"The most obvious scenario right now," he said, "would be to find a cancer where there's a methylated tumor suppressor gene, and for which there's good evidence that the loss of its activity is very important in the growth of the tumor.

"Demethylating that tumor suppressor gene," he pointed out, "would restore the cancer to a more normal growth pattern.

"So we would for instance take a lung cancer biopsy, and look for methylation of the p16 gene, because in lung cancer there's a very good case for p16 being involved. If it's found to be methylated, that patient would then get therapy with an antisense or direct methyltransferase inhibitor, and one would expect that tumor to regress."

He made the added point that "The tumor suppressor gene in this case, p16, is involved in growth, but may also be implicated in a type of cell death. So if that were to happen, you're tipping the balance away from cells that are dividing, and toward tumor regression."
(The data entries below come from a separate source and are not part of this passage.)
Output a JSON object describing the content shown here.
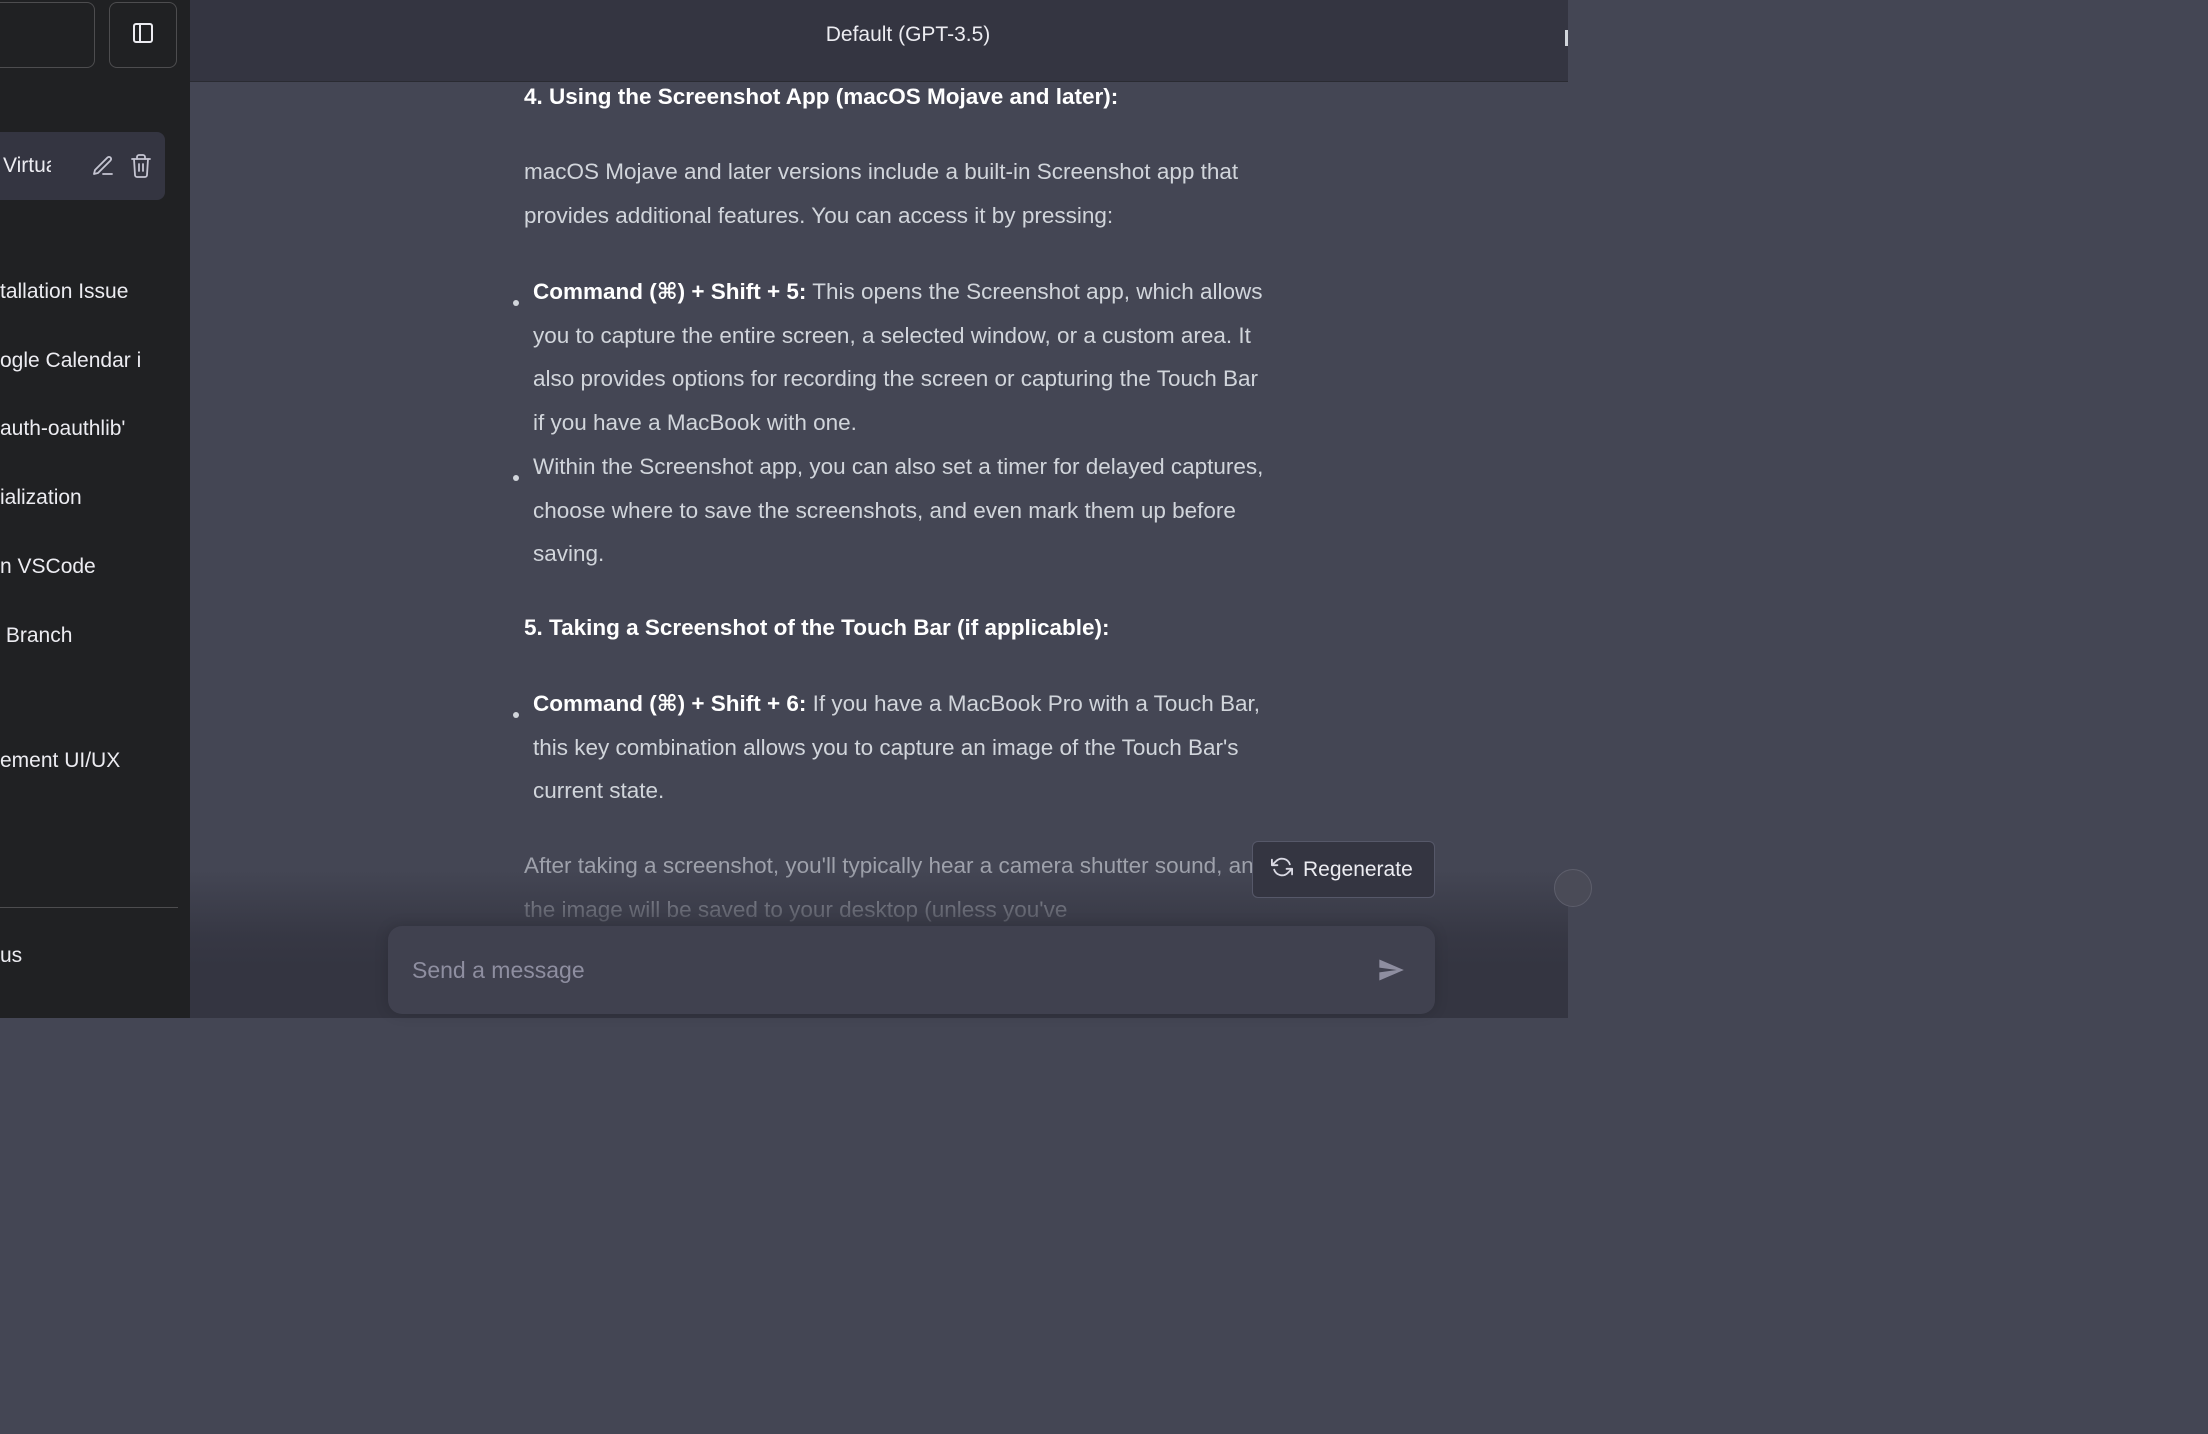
{
  "sidebar": {
    "active_item": "Virtual",
    "items": [
      "tallation Issue",
      "ogle Calendar i",
      "auth-oauthlib'",
      "ialization",
      "n VSCode",
      " Branch",
      "ement UI/UX"
    ],
    "bottom_item": "us"
  },
  "header": {
    "model_title": "Default (GPT-3.5)"
  },
  "message": {
    "section4_heading": "4. Using the Screenshot App (macOS Mojave and later):",
    "section4_intro": "macOS Mojave and later versions include a built-in Screenshot app that provides additional features. You can access it by pressing:",
    "section4_bullet1_bold": "Command (⌘) + Shift + 5:",
    "section4_bullet1_text": " This opens the Screenshot app, which allows you to capture the entire screen, a selected window, or a custom area. It also provides options for recording the screen or capturing the Touch Bar if you have a MacBook with one.",
    "section4_bullet2_text": "Within the Screenshot app, you can also set a timer for delayed captures, choose where to save the screenshots, and even mark them up before saving.",
    "section5_heading": "5. Taking a Screenshot of the Touch Bar (if applicable):",
    "section5_bullet1_bold": "Command (⌘) + Shift + 6:",
    "section5_bullet1_text": " If you have a MacBook Pro with a Touch Bar, this key combination allows you to capture an image of the Touch Bar's current state.",
    "closing_text": "After taking a screenshot, you'll typically hear a camera shutter sound, and the image will be saved to your desktop (unless you've"
  },
  "controls": {
    "regenerate_label": "Regenerate",
    "input_placeholder": "Send a message"
  },
  "icons": {
    "sidebar_toggle": "sidebar-toggle-icon",
    "edit": "pencil-icon",
    "delete": "trash-icon",
    "regenerate": "refresh-icon",
    "send": "send-icon"
  },
  "colors": {
    "sidebar_bg": "#202123",
    "main_bg": "#444654",
    "header_bg": "#343541",
    "input_bg": "#40414f"
  }
}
Tumor suppressor cells are very prone to be methylated," McGill's Moshe Szyf told BioWorld Today. "But another sensitive site, on which we have some data, may be DNA's origin of replication." This is the place on a genome where the DNA forks into two single strands, as the first step in forming two double helices.

Should that site become methylated, Szyf continued, "that enables the cell to grow without control, and also to shut down functions very important to the cell."

As an example, he cited the same type of adrenocorticoid cancer tested in his mice. "Once these cells becomes cancerous, they stop making their normal steroid hormones. They will shut down genes that control growth, and may send the wrong cues to origins of replication. The combination is very brutal."

Szyf pointed out another aspect of methylation: "Viruses," he said, "also turn it on, probably to shut down genes that are expressed on the surface of the target cell, the ones that provide cues for the body's immune surveillance system.

"One of the most terrible viruses," he continued, "T-antigen SV40, does that. Epstein-Barr virus does that. HIV probably does that. It's a whole area," he concluded, "that we haven't explored yet * but there are indications."

Szyf is a scientific founder of MethylGene Inc., in Montreal, and serves on its scientific board. The company is a joint venture between Hybridon and Canadian investors.

"Its mission," von Hofe said, "is to develop methylation inhibitors as therapeutics for the clinic." *